PROBLEM TO SOLVE – All of the entries are to be written out again verbatim.

(Element data from apps and pages)
______________________________
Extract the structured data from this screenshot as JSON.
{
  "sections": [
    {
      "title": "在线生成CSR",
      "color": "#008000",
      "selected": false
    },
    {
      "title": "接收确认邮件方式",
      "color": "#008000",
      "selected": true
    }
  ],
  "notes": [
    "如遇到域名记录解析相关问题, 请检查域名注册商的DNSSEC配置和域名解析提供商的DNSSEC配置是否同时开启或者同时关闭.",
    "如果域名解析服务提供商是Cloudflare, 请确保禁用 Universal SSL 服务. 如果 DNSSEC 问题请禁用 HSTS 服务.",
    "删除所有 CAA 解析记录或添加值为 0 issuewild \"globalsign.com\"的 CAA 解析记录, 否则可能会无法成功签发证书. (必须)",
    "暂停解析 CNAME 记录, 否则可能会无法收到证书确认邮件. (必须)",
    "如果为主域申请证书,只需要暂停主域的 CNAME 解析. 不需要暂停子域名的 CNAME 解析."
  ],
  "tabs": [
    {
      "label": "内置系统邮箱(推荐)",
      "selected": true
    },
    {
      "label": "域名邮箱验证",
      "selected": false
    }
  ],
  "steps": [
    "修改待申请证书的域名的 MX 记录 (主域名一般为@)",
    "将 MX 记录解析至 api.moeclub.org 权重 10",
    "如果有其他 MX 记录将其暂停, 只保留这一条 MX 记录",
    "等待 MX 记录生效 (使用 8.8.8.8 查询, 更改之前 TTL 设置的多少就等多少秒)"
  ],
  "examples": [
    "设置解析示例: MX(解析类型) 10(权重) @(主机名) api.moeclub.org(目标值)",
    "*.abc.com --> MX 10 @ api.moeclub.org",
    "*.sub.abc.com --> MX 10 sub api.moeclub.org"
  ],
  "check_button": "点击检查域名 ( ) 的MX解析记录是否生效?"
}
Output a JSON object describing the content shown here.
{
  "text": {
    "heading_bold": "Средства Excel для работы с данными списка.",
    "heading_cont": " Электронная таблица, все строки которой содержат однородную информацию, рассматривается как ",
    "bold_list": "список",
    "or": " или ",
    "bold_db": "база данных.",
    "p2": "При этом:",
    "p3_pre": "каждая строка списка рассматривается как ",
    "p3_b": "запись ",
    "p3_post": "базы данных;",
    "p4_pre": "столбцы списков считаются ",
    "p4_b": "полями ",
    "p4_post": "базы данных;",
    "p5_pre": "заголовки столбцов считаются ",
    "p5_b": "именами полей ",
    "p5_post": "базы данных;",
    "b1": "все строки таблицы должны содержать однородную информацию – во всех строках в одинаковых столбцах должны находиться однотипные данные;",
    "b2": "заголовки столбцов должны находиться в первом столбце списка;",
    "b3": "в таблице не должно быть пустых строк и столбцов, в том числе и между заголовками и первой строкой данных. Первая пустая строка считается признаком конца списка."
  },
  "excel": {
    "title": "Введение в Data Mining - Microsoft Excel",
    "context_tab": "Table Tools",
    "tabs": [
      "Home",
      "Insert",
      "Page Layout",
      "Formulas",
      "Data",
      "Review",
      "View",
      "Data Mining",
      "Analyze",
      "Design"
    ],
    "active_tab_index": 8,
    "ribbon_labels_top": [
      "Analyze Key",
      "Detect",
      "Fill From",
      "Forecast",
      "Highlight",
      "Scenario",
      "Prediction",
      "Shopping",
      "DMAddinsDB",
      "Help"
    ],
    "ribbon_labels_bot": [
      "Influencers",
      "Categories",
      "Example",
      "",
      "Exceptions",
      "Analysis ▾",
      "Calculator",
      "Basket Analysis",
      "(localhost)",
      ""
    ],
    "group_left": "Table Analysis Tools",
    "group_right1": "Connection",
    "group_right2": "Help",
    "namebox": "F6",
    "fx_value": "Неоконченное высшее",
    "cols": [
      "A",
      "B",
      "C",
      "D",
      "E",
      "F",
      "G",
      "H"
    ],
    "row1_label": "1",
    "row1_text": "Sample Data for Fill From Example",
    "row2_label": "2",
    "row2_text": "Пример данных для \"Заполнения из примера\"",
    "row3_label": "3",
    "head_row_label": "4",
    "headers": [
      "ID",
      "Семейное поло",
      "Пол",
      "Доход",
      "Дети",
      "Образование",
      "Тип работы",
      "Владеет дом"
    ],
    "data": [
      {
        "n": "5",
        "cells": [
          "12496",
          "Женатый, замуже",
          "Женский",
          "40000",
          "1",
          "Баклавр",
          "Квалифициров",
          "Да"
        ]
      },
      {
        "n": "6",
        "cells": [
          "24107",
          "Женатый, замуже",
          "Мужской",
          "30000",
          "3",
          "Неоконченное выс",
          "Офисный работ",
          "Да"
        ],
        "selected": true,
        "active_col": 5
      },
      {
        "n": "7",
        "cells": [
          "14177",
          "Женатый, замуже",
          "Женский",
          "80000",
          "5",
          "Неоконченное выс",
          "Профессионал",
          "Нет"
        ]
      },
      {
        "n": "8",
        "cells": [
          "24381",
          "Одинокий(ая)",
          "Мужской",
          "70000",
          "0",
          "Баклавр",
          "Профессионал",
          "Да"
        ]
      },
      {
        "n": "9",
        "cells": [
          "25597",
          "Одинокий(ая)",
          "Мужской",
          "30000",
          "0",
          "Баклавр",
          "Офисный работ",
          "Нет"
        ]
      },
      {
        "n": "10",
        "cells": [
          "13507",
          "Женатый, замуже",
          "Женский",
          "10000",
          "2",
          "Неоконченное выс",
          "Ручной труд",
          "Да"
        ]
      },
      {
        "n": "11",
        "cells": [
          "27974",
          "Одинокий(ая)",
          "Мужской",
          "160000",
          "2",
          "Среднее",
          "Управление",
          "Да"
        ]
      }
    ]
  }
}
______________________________
EXERCISE OUTPUT –
Extract the structured data from this screenshot as JSON.
{
  "sections": [
    {
      "title": "在线生成CSR",
      "color": "#008000",
      "selected": false
    },
    {
      "title": "接收确认邮件方式",
      "color": "#008000",
      "selected": true
    }
  ],
  "notes": [
    "如遇到域名记录解析相关问题, 请检查域名注册商的DNSSEC配置和域名解析提供商的DNSSEC配置是否同时开启或者同时关闭.",
    "如果域名解析服务提供商是Cloudflare, 请确保禁用 Universal SSL 服务. 如果 DNSSEC 问题请禁用 HSTS 服务.",
    "删除所有 CAA 解析记录或添加值为 0 issuewild \"globalsign.com\"的 CAA 解析记录, 否则可能会无法成功签发证书. (必须)",
    "暂停解析 CNAME 记录, 否则可能会无法收到证书确认邮件. (必须)",
    "如果为主域申请证书,只需要暂停主域的 CNAME 解析. 不需要暂停子域名的 CNAME 解析."
  ],
  "tabs": [
    {
      "label": "内置系统邮箱(推荐)",
      "selected": true
    },
    {
      "label": "域名邮箱验证",
      "selected": false
    }
  ],
  "steps": [
    "修改待申请证书的域名的 MX 记录 (主域名一般为@)",
    "将 MX 记录解析至 api.moeclub.org 权重 10",
    "如果有其他 MX 记录将其暂停, 只保留这一条 MX 记录",
    "等待 MX 记录生效 (使用 8.8.8.8 查询, 更改之前 TTL 设置的多少就等多少秒)"
  ],
  "examples": [
    "设置解析示例: MX(解析类型) 10(权重) @(主机名) api.moeclub.org(目标值)",
    "*.abc.com --> MX 10 @ api.moeclub.org",
    "*.sub.abc.com --> MX 10 sub api.moeclub.org"
  ],
  "check_button": "点击检查域名 ( ) 的MX解析记录是否生效?"
}
Output a JSON object describing the content shown here.
{
  "text": {
    "heading_bold": "Средства Excel для работы с данными списка.",
    "heading_cont": " Электронная таблица, все строки которой содержат однородную информацию, рассматривается как ",
    "bold_list": "список",
    "or": " или ",
    "bold_db": "база данных.",
    "p2": "При этом:",
    "p3_pre": "каждая строка списка рассматривается как ",
    "p3_b": "запись ",
    "p3_post": "базы данных;",
    "p4_pre": "столбцы списков считаются ",
    "p4_b": "полями ",
    "p4_post": "базы данных;",
    "p5_pre": "заголовки столбцов считаются ",
    "p5_b": "именами полей ",
    "p5_post": "базы данных;",
    "b1": "все строки таблицы должны содержать однородную информацию – во всех строках в одинаковых столбцах должны находиться однотипные данные;",
    "b2": "заголовки столбцов должны находиться в первом столбце списка;",
    "b3": "в таблице не должно быть пустых строк и столбцов, в том числе и между заголовками и первой строкой данных. Первая пустая строка считается признаком конца списка."
  },
  "excel": {
    "title": "Введение в Data Mining - Microsoft Excel",
    "context_tab": "Table Tools",
    "tabs": [
      "Home",
      "Insert",
      "Page Layout",
      "Formulas",
      "Data",
      "Review",
      "View",
      "Data Mining",
      "Analyze",
      "Design"
    ],
    "active_tab_index": 8,
    "ribbon_labels_top": [
      "Analyze Key",
      "Detect",
      "Fill From",
      "Forecast",
      "Highlight",
      "Scenario",
      "Prediction",
      "Shopping",
      "DMAddinsDB",
      "Help"
    ],
    "ribbon_labels_bot": [
      "Influencers",
      "Categories",
      "Example",
      "",
      "Exceptions",
      "Analysis ▾",
      "Calculator",
      "Basket Analysis",
      "(localhost)",
      ""
    ],
    "group_left": "Table Analysis Tools",
    "group_right1": "Connection",
    "group_right2": "Help",
    "namebox": "F6",
    "fx_value": "Неоконченное высшее",
    "cols": [
      "A",
      "B",
      "C",
      "D",
      "E",
      "F",
      "G",
      "H"
    ],
    "row1_label": "1",
    "row1_text": "Sample Data for Fill From Example",
    "row2_label": "2",
    "row2_text": "Пример данных для \"Заполнения из примера\"",
    "row3_label": "3",
    "head_row_label": "4",
    "headers": [
      "ID",
      "Семейное поло",
      "Пол",
      "Доход",
      "Дети",
      "Образование",
      "Тип работы",
      "Владеет дом"
    ],
    "data": [
      {
        "n": "5",
        "cells": [
          "12496",
          "Женатый, замуже",
          "Женский",
          "40000",
          "1",
          "Баклавр",
          "Квалифициров",
          "Да"
        ]
      },
      {
        "n": "6",
        "cells": [
          "24107",
          "Женатый, замуже",
          "Мужской",
          "30000",
          "3",
          "Неоконченное выс",
          "Офисный работ",
          "Да"
        ],
        "selected": true,
        "active_col": 5
      },
      {
        "n": "7",
        "cells": [
          "14177",
          "Женатый, замуже",
          "Женский",
          "80000",
          "5",
          "Неоконченное выс",
          "Профессионал",
          "Нет"
        ]
      },
      {
        "n": "8",
        "cells": [
          "24381",
          "Одинокий(ая)",
          "Мужской",
          "70000",
          "0",
          "Баклавр",
          "Профессионал",
          "Да"
        ]
      },
      {
        "n": "9",
        "cells": [
          "25597",
          "Одинокий(ая)",
          "Мужской",
          "30000",
          "0",
          "Баклавр",
          "Офисный работ",
          "Нет"
        ]
      },
      {
        "n": "10",
        "cells": [
          "13507",
          "Женатый, замуже",
          "Женский",
          "10000",
          "2",
          "Неоконченное выс",
          "Ручной труд",
          "Да"
        ]
      },
      {
        "n": "11",
        "cells": [
          "27974",
          "Одинокий(ая)",
          "Мужской",
          "160000",
          "2",
          "Среднее",
          "Управление",
          "Да"
        ]
      }
    ]
  }
}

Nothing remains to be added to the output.